shorter. It kind of reads nicely, it says,

otherwise the result is negative. But you are giving up a little bit of the

type checkers helpfulness, because if I wrote this.

The type checker will still say that this pattern match is exhaustive, but my

code's now wrong, because I forgot the case of N comma N, whereas if I leave

this case out and do it this way, here, the type checker will, in fact, give a

warning, telling me that the N comma N case has been forgotten.

In fact, lemme show you that. Use more nested patterns dot SML.

And in fact, up here, it says, warning, match non-exhaustive.

And then you can go and look at it, and try to puzzle out which case you forgot,

okay?

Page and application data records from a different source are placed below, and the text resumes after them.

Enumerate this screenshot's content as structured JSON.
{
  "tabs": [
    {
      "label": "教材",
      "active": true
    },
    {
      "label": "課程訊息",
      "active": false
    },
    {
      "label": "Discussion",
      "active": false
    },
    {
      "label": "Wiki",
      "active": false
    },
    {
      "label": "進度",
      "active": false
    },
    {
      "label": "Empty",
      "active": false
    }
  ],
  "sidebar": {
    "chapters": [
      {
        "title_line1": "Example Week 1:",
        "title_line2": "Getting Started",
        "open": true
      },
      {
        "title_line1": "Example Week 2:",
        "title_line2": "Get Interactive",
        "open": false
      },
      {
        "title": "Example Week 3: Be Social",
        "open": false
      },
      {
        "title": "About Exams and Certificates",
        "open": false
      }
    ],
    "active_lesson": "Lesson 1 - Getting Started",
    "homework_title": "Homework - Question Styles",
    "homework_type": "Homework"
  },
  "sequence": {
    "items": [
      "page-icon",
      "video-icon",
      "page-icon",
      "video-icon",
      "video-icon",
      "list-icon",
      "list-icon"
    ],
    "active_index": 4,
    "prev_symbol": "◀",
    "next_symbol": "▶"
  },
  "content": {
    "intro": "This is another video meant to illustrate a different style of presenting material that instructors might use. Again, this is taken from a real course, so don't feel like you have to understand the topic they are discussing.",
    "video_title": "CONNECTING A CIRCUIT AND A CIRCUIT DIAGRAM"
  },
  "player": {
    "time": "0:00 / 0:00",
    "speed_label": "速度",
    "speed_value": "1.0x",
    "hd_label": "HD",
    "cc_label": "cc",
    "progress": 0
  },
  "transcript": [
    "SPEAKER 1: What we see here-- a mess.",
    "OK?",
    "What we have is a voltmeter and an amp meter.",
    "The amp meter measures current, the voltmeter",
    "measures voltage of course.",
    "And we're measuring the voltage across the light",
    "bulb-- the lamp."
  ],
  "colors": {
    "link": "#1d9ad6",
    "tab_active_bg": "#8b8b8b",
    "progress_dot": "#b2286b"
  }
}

But nonetheless, let's just leave it as

this one, since that's the shortest version and sometimes people like to see

nice and short code. Let me finish up with one more much

simpler example. which is just to compute the length of a

list, so we've done this plenty of times, at least things very similar to it.

If you have the empty list then return zero, otherwise x pull in, x is prime,

one plus line of x is prime. And this is just another example even

though there's not anything particularly nested or fancy here, where I would argue

it's a little better style to go ahead and put this underscore here to emphasize

that we don't care about the value at the head of the list, we just care that we

have a non-empty list, and we do need the tail because we need to call Len

recursively, with x as prime. All right,

so those are examples, let me switch back to the slides very briefly here to just

talk a little bit more about style and how these nested patterns lead to elegant

and concise code, and give you an intuition on how to look for

opportunities for nested pattern matching.

And the first is to try to avoid, where convenient, nested case expressions.

If instead of having nested case expressions, you can just have more

branches using nested pattern matching, it often leads to simpler code.

We saw that with unzip three in the previous segment, and we saw that with

non decreasing in this segment. That's not to say that nested case

expressions are always a bad idea. It's just a good hint to yourself to look

and see if nested patterns might be a little better.

Another very common idiom is to match against a couple of data types.

So instead of pattern matching against one data type, and then another data

type, and then another one, go ahead and match against a couple all at once.

We just saw that with the malt sign example where I matched against two

things of type sgn. We also saw that in the zip3 example.

Where we actually matched against a triple of lists and that was in the

previous segment. And finally, as a separate issue of

style, I do encourage you to use wild cards instead of variables.

A variable and a wild card both match against everything.

The difference is the variable actually introduces a local binding for the thing

it matched against. And the wild card does not.

And when you don't need that corresponding data in the branch,

wildcard concisely communicates that to the person reading your code.

That is instant pattern matching. In the next segment, we'll take a step

back, and give a more precise definition of how nested pattern matching is

actually defined in ML and similar programming languages.